Excerpts from an interface dataset
[Start of section]
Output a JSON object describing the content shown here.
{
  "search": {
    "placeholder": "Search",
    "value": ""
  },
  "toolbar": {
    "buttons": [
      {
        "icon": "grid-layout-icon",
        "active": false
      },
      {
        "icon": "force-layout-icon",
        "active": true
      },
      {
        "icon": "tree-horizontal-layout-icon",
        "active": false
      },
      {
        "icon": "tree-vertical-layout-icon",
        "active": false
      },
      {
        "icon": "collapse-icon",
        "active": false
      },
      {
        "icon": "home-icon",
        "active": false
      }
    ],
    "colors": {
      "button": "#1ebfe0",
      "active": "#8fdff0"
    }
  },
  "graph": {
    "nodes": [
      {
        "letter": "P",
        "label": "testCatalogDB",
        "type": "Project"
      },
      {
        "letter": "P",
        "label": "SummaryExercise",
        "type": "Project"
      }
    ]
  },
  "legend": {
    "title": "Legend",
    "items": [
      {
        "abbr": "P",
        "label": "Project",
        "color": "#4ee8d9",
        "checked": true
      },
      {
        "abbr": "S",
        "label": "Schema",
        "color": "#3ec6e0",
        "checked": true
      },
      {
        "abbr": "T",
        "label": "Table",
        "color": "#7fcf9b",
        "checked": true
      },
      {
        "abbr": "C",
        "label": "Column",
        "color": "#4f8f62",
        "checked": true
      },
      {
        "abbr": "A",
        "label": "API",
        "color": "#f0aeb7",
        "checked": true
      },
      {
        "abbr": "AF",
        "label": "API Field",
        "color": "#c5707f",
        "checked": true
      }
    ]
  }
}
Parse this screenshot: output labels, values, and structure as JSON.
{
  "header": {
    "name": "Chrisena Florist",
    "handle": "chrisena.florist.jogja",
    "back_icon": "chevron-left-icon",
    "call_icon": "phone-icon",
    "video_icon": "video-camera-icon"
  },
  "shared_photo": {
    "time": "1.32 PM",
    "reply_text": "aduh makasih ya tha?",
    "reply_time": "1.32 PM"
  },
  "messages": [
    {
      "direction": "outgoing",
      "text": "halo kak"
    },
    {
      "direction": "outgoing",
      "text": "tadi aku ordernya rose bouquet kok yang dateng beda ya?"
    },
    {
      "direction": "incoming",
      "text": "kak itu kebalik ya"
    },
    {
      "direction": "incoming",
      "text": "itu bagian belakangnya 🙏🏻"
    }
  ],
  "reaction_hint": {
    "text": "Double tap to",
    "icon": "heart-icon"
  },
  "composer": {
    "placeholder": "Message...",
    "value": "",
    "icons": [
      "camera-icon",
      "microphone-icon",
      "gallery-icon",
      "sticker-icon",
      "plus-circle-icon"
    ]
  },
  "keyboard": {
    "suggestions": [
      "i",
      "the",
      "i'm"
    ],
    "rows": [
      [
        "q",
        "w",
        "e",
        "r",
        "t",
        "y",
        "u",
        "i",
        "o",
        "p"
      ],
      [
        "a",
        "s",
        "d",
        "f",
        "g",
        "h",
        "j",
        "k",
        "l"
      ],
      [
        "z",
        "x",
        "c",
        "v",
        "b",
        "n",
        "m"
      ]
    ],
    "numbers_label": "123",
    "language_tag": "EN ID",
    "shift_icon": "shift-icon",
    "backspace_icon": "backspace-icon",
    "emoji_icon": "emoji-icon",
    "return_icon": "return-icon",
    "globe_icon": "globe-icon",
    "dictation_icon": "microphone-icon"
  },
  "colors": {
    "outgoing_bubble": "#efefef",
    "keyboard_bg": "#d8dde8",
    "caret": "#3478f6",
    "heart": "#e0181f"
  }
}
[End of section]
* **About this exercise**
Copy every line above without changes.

* **Output**
Output a JSON object describing the content shown here.
{
  "search": {
    "placeholder": "Search",
    "value": ""
  },
  "toolbar": {
    "buttons": [
      {
        "icon": "grid-layout-icon",
        "active": false
      },
      {
        "icon": "force-layout-icon",
        "active": true
      },
      {
        "icon": "tree-horizontal-layout-icon",
        "active": false
      },
      {
        "icon": "tree-vertical-layout-icon",
        "active": false
      },
      {
        "icon": "collapse-icon",
        "active": false
      },
      {
        "icon": "home-icon",
        "active": false
      }
    ],
    "colors": {
      "button": "#1ebfe0",
      "active": "#8fdff0"
    }
  },
  "graph": {
    "nodes": [
      {
        "letter": "P",
        "label": "testCatalogDB",
        "type": "Project"
      },
      {
        "letter": "P",
        "label": "SummaryExercise",
        "type": "Project"
      }
    ]
  },
  "legend": {
    "title": "Legend",
    "items": [
      {
        "abbr": "P",
        "label": "Project",
        "color": "#4ee8d9",
        "checked": true
      },
      {
        "abbr": "S",
        "label": "Schema",
        "color": "#3ec6e0",
        "checked": true
      },
      {
        "abbr": "T",
        "label": "Table",
        "color": "#7fcf9b",
        "checked": true
      },
      {
        "abbr": "C",
        "label": "Column",
        "color": "#4f8f62",
        "checked": true
      },
      {
        "abbr": "A",
        "label": "API",
        "color": "#f0aeb7",
        "checked": true
      },
      {
        "abbr": "AF",
        "label": "API Field",
        "color": "#c5707f",
        "checked": true
      }
    ]
  }
}
Parse this screenshot: output labels, values, and structure as JSON.
{
  "header": {
    "name": "Chrisena Florist",
    "handle": "chrisena.florist.jogja",
    "back_icon": "chevron-left-icon",
    "call_icon": "phone-icon",
    "video_icon": "video-camera-icon"
  },
  "shared_photo": {
    "time": "1.32 PM",
    "reply_text": "aduh makasih ya tha?",
    "reply_time": "1.32 PM"
  },
  "messages": [
    {
      "direction": "outgoing",
      "text": "halo kak"
    },
    {
      "direction": "outgoing",
      "text": "tadi aku ordernya rose bouquet kok yang dateng beda ya?"
    },
    {
      "direction": "incoming",
      "text": "kak itu kebalik ya"
    },
    {
      "direction": "incoming",
      "text": "itu bagian belakangnya 🙏🏻"
    }
  ],
  "reaction_hint": {
    "text": "Double tap to",
    "icon": "heart-icon"
  },
  "composer": {
    "placeholder": "Message...",
    "value": "",
    "icons": [
      "camera-icon",
      "microphone-icon",
      "gallery-icon",
      "sticker-icon",
      "plus-circle-icon"
    ]
  },
  "keyboard": {
    "suggestions": [
      "i",
      "the",
      "i'm"
    ],
    "rows": [
      [
        "q",
        "w",
        "e",
        "r",
        "t",
        "y",
        "u",
        "i",
        "o",
        "p"
      ],
      [
        "a",
        "s",
        "d",
        "f",
        "g",
        "h",
        "j",
        "k",
        "l"
      ],
      [
        "z",
        "x",
        "c",
        "v",
        "b",
        "n",
        "m"
      ]
    ],
    "numbers_label": "123",
    "language_tag": "EN ID",
    "shift_icon": "shift-icon",
    "backspace_icon": "backspace-icon",
    "emoji_icon": "emoji-icon",
    "return_icon": "return-icon",
    "globe_icon": "globe-icon",
    "dictation_icon": "microphone-icon"
  },
  "colors": {
    "outgoing_bubble": "#efefef",
    "keyboard_bg": "#d8dde8",
    "caret": "#3478f6",
    "heart": "#e0181f"
  }
}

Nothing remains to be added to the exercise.